Wealthy holidaymakers buying premium seats will cushion airlines from the decline in business flying, according to the boss of British Airways.
The company’s chief executive, Sean Doyle, said that contrary to research suggesting the airline industry will lose much of its most lucrative clientele, he believed corporate travel would return after the coronavirus pandemic, “but exactly what shape that takes we’re not sure”.
He said he was confident the flag carrier’s £6.5bn investment in refurbishing its business-class cabins, seats and lounges since 2018 had been worth it.
“The reason we’re very compelled by the investments is we have a significant premium leisure segment,” he told an industry webinar. “A lot of people who travel in our premium cabins are travelling for leisure, or visiting friends or relatives.
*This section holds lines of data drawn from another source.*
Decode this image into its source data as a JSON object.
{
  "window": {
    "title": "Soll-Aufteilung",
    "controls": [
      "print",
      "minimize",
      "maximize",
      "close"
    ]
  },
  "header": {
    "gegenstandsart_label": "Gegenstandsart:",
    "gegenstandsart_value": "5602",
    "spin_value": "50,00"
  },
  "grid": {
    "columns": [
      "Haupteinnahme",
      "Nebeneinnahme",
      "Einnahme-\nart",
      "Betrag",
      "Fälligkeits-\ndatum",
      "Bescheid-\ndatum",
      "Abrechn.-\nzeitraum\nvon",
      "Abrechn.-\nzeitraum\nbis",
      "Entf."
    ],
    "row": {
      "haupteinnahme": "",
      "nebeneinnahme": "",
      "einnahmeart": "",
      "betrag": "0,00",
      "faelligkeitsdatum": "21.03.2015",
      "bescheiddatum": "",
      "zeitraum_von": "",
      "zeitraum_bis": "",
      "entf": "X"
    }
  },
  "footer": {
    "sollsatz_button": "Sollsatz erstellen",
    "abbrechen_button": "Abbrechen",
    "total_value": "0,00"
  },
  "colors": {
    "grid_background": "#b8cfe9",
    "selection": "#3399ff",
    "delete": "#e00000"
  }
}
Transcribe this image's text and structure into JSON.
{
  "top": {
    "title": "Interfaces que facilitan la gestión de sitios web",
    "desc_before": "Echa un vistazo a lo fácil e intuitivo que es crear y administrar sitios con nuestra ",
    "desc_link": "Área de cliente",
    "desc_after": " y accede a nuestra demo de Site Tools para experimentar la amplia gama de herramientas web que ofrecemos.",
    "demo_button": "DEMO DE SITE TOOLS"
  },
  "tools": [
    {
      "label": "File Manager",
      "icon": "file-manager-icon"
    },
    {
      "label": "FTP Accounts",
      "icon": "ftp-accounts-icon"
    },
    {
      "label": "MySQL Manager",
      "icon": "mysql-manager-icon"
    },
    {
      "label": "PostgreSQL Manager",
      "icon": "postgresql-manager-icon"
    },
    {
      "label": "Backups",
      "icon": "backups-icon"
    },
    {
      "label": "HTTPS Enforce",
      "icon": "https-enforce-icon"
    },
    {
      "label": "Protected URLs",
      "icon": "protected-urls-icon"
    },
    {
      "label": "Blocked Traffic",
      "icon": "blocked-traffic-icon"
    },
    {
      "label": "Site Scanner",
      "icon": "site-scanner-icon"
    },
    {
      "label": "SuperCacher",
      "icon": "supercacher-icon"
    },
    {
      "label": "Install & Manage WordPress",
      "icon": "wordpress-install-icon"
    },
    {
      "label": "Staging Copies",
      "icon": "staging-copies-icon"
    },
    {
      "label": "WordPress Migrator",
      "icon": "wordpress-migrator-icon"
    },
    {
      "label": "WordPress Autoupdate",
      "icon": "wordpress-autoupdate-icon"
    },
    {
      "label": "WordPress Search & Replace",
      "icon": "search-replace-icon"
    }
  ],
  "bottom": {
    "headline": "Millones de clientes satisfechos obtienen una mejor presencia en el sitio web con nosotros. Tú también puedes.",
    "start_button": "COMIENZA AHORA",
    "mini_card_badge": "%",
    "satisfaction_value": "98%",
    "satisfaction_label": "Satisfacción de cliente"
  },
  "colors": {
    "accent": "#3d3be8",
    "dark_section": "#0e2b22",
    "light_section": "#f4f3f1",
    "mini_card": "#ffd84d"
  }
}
“That’s been growing over the last decade and we think that will continue to grow – and that gives us a very effective buffer if the corporate segment is not recovering at the pace of other segments.”
Doyle said he believed office working would recover and lead to more meetings in person, after hearing from firms about “a lot of reports stories of dissatisfaction … people very fed up with Zoom meetings, and I can understand that”.
“I think we will see business travel recover because people do business with people, not organisations.,” he said, though he acknowledged that “we will never get back to the old days”.
Doyle said he was optimistic about the airline industry’s recovery, particularly after comments from the European commission president, Ursula von der Leyen, at the weekend that vaccinated US tourists would be welcome in Europe this summer.
Given the high rates of vaccination in the UK and US, he said: “I think the US is a great opportunity to get up and running again. … Opening up an air corridor is something that can be easily achieved if we have the will on both sides of the pond.”
He said BA had been working to reduce the cost of Covid-19 tests needed for travel, which were “complicated and expensive” and “run the risk of excluding a number of people from travel”.
He also said research by the airline suggested the number of tests required for “amber” destinations under the UK’s planned traffic light system for international leisure travel was unnecessary. “We haven’t seen the data that supports that level of complexity. We’ve got to make this simpler and more accessible,” he said.
BA’s owner IAG’s share price rose more than 4% on Monday after Von der Leyen’s comments, and related aviation and holiday firms also enjoyed a similar boost. Tui, Europe’s biggest package holiday company, was one of the best performers on the FTSE 250 on Monday, with a rise of almost 7%. The engine maker Rolls-Royce was up 6%, the biggest riser on the FTSE 100.
Susannah Streeter, an analyst at Hargreaves Lansdown, said it was a “glimpse of a post-crisis future” with “hopes lifted that a big rescue could now be on the cards for the summer season with the introduction of vaccine passports”.